Funds sought for new ads

University Relations seek funding approval to extend “Driven to Discover” into 2009.

Elena Rozwadowski

More than one year after its launch, the success of the University’s “Driven to Discover” marketing campaign drove University Relations to ask for a $4 million, two-year extension.

The Board of Regents’ Finance and Operations Committee will consider this and other University expenses at its monthly meeting today.

The campaign initially cost $2 million, which covered development and advertising for the first 18 months. That allocation, approved by the Board of Regents last year, will run out this month.

If approved, the additional $4 million would support further campaign development and advertising through July 2009.

“Driven to Discover” officially launched in January 2006 and appeared on campus in September. The campaign sought to help the general public understand the research mission of the University, said University Relations Director Ann Aronson.

“There was not a very strong understanding of research and its value to people’s lives in the community,” Aronson said. “We were trying to move that public perception.”

Now, the University wants to expand “Driven to Discover” to include education and teaching at the University, Aronson said.

TV, radio and print ads ran on and off campus. Posters and sidewalk clings on campus with questions from the community answered by University faculty were the main internal initiatives.

Aronson said initial reports indicate “good traction in the markets where the campaign media ran,” without providing final numbers.

The University sent a survey to students, faculty and staff for campaign feedback.
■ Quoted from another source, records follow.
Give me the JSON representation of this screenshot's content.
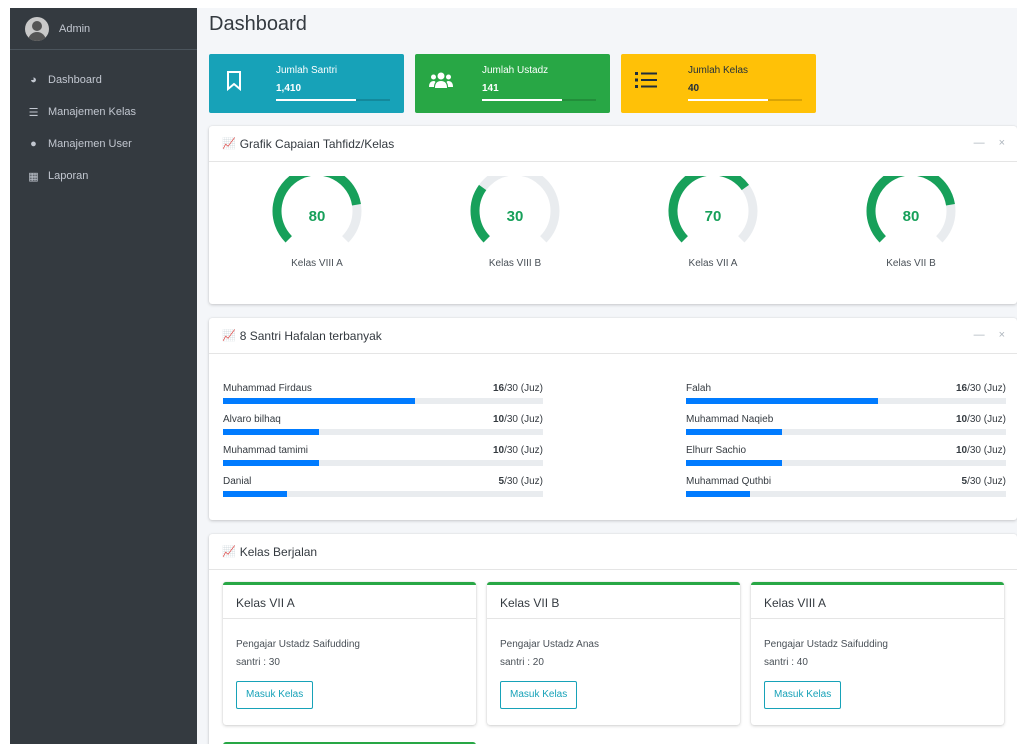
{
  "sidebar": {
    "user": "Admin",
    "items": [
      {
        "label": "Dashboard",
        "icon": "tachometer-icon"
      },
      {
        "label": "Manajemen Kelas",
        "icon": "list-icon"
      },
      {
        "label": "Manajemen User",
        "icon": "users-icon"
      },
      {
        "label": "Laporan",
        "icon": "table-icon"
      }
    ]
  },
  "page": {
    "title": "Dashboard"
  },
  "info_boxes": [
    {
      "label": "Jumlah Santri",
      "value": "1,410",
      "color": "#17a2b8",
      "icon": "bookmark-icon"
    },
    {
      "label": "Jumlah Ustadz",
      "value": "141",
      "color": "#28a745",
      "icon": "users-icon"
    },
    {
      "label": "Jumlah Kelas",
      "value": "40",
      "color": "#ffc107",
      "icon": "list-icon"
    }
  ],
  "tahfidz_card": {
    "title": "Grafik Capaian Tahfidz/Kelas",
    "gauges": [
      {
        "value": "80",
        "label": "Kelas VIII A"
      },
      {
        "value": "30",
        "label": "Kelas VIII B"
      },
      {
        "value": "70",
        "label": "Kelas VII A"
      },
      {
        "value": "80",
        "label": "Kelas VII B"
      }
    ]
  },
  "hafalan_card": {
    "title": "8 Santri Hafalan terbanyak",
    "suffix": "/30 (Juz)",
    "students": [
      {
        "name": "Muhammad Firdaus",
        "juz": "16",
        "fraction": 0.6
      },
      {
        "name": "Alvaro bilhaq",
        "juz": "10",
        "fraction": 0.3
      },
      {
        "name": "Muhammad tamimi",
        "juz": "10",
        "fraction": 0.3
      },
      {
        "name": "Danial",
        "juz": "5",
        "fraction": 0.2
      },
      {
        "name": "Falah",
        "juz": "16",
        "fraction": 0.6
      },
      {
        "name": "Muhammad Naqieb",
        "juz": "10",
        "fraction": 0.3
      },
      {
        "name": "Elhurr Sachio",
        "juz": "10",
        "fraction": 0.3
      },
      {
        "name": "Muhammad Quthbi",
        "juz": "5",
        "fraction": 0.2
      }
    ]
  },
  "kelas_card": {
    "title": "Kelas Berjalan",
    "button_label": "Masuk Kelas",
    "classes": [
      {
        "name": "Kelas VII A",
        "teacher": "Pengajar Ustadz Saifudding",
        "santri": "santri : 30"
      },
      {
        "name": "Kelas VII B",
        "teacher": "Pengajar Ustadz Anas",
        "santri": "santri : 20"
      },
      {
        "name": "Kelas VIII A",
        "teacher": "Pengajar Ustadz Saifudding",
        "santri": "santri : 40"
      }
    ]
  },
  "colors": {
    "gauge": "#17a05a",
    "gauge_track": "#e9ecef",
    "progress": "#007bff",
    "sidebar": "#343a40"
  }
}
Aronson said 57 percent of students and 71 percent of faculty and staff indicated they were aware of the campaign. More than half of the respondents said they felt both more favorable toward and more knowledgeable about the University because of it.

Officials from several colleges said the campaign connected the University with the community.

Bell Museum of Natural History Director Scott Lanyon said many of the questions sent by the community each month were intriguing.

Lanyon, who is also an evolutionary biology professor, said he even used one on a final exam.

College of Biological Sciences Dean Robert Elde and Institute of Technology spokeswoman Rhonda Zurn said the campaign explains complicated research well to the public.

“On television, there’s a Discovery Channel, not a research channel.” Elde said. “I think this is something people can really connect with and understand.”

Both Elde and Zurn also said they received comments from community members who saw University faculty in TV and print ads.

Zurn said the campaign generates enough support to be worthwhile for the University.

“It might cost a little bit of money, but what we’re going to receive in return will be worth it.”

But some University students said they don’t think the campaign does much for the University’s image.

“I can think of better ways to spend $4 million, like give it to a Las Vegas casino,” mathematics graduate student Nicholas Kirchner said.

“If they really want to improve the ‘U,’ they should look for the best and brightest Ph.D. graduate students and hire them,” he said. “That’s the way to make a university good.”